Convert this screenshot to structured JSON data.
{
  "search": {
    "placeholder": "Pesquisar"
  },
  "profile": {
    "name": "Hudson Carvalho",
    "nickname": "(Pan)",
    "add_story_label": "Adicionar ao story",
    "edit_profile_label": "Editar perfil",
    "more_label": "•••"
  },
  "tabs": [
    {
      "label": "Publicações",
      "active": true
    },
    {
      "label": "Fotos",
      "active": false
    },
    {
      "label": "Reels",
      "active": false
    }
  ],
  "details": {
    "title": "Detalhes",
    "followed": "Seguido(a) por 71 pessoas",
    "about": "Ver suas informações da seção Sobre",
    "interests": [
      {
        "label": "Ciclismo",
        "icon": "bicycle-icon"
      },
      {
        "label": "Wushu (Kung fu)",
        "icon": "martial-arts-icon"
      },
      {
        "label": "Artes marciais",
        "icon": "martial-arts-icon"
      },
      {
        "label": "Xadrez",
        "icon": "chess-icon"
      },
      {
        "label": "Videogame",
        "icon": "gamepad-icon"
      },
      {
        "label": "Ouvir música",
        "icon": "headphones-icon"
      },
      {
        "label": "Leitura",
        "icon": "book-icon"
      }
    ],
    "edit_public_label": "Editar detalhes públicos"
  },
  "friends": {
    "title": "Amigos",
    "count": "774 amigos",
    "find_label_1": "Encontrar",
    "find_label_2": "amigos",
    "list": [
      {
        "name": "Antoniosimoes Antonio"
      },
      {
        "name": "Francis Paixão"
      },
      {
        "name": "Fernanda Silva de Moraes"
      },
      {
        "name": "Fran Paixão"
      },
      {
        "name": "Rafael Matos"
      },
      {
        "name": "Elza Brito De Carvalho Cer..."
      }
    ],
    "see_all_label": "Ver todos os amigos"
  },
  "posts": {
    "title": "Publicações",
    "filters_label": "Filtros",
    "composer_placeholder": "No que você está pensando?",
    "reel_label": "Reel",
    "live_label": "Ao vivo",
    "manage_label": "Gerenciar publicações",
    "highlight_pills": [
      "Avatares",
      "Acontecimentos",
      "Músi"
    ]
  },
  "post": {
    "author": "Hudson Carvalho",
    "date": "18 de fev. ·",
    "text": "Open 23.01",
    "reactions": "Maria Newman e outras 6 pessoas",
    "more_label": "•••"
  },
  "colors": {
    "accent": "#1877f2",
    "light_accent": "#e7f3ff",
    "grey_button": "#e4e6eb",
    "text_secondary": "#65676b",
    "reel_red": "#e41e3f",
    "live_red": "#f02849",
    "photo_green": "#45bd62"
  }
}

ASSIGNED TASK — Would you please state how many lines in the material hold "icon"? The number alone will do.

SOLUTION BELOW — 7